LB Tracy White – White, along with Slater was one of the team’s top special teams players; I expect the Pats will re-sign him.

LB Gary Guyton – Guyton was a healthy inactive for about the last nine games, and the only reason he was on the field prior to that was because of injuries to Spikes and Fletcher. He played his way off the team and will not be offered a contract as Bill Belichick has seen what his ceiling is and will find someone else with more upside.

LB Niko Koutovides – a special teamer who may be brought back to camp, but I’m guessing won’t make it onto the week one roster.

CB Nate Jones – Buh-bye

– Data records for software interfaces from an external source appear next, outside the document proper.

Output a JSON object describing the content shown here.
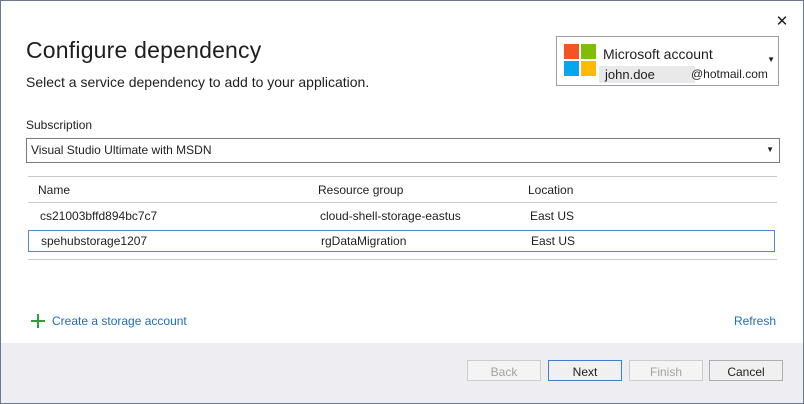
{
  "dialog": {
    "title": "Configure dependency",
    "subtitle": "Select a service dependency to add to your application.",
    "close_glyph": "✕"
  },
  "account": {
    "label": "Microsoft account",
    "user": "john.doe",
    "domain": "@hotmail.com",
    "caret": "▼",
    "logo_colors": [
      "#f35325",
      "#81bc06",
      "#05a6f0",
      "#ffba08"
    ]
  },
  "subscription": {
    "label": "Subscription",
    "value": "Visual Studio Ultimate with MSDN",
    "caret": "▼"
  },
  "table": {
    "columns": [
      "Name",
      "Resource group",
      "Location"
    ],
    "rows": [
      {
        "name": "cs21003bffd894bc7c7",
        "resource_group": "cloud-shell-storage-eastus",
        "location": "East US"
      },
      {
        "name": "spehubstorage1207",
        "resource_group": "rgDataMigration",
        "location": "East US"
      }
    ],
    "selected_index": 1
  },
  "links": {
    "create": "Create a storage account",
    "refresh": "Refresh"
  },
  "footer": {
    "back": "Back",
    "next": "Next",
    "finish": "Finish",
    "cancel": "Cancel"
  },
  "colors": {
    "accent": "#1a6fbf",
    "selection_border": "#4a8ad6",
    "plus_icon": "#2e9e3e"
  }
}
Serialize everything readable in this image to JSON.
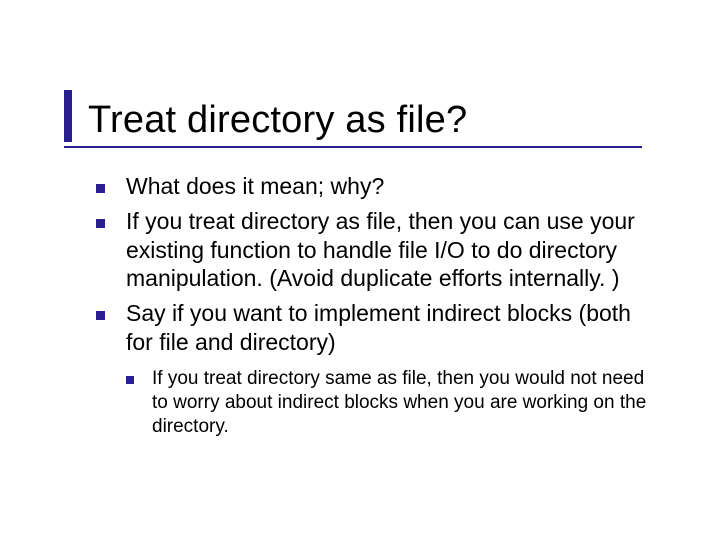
{
  "title": "Treat directory as file?",
  "bullets": [
    {
      "text": "What does it mean; why?"
    },
    {
      "text": "If you treat directory as file, then you can use your existing function to handle file I/O to do directory manipulation. (Avoid duplicate efforts internally. )"
    },
    {
      "text": "Say if you want to implement indirect blocks (both for file and directory)",
      "sub": [
        {
          "text": "If you treat directory same as file, then you would not need to worry about indirect blocks when you are working on the directory."
        }
      ]
    }
  ]
}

CB Antwaun Molden – Molden may be offered a contract, but I’ll be disappointed if he makes it out of camp and on to the week one roster.

S James Ihedigbo – Prior to being signed last August Ihedigbo’s role with the Jets was strictly on special teams, and it was assumed that would be the same case with the Pats. He was forced onto the field due to injuries (and the unexpected cuts of Brandon Meriweather and James Sanders), and overall did as well as could be expected. Preferably his role would return to being a backup and special teamer, but here’s the thing: while he does well against the run and when called upon to blitz, he is a liability in coverage. Given the current state of the NFL, wouldn’t you prefer you prefer your backup defensive backs to be stronger in pass coverage, as they will be used primarily in nickel and dime sub situations?

DT Kyle Love – Love is an exclusive rights free agent, which basically means that there’s no way he is going anywhere as long as the team wants him back – which they do.

S Brett Lockett – Lockett is also an ERFA, but I sincerely doubt he’ll be on the 2012 roster.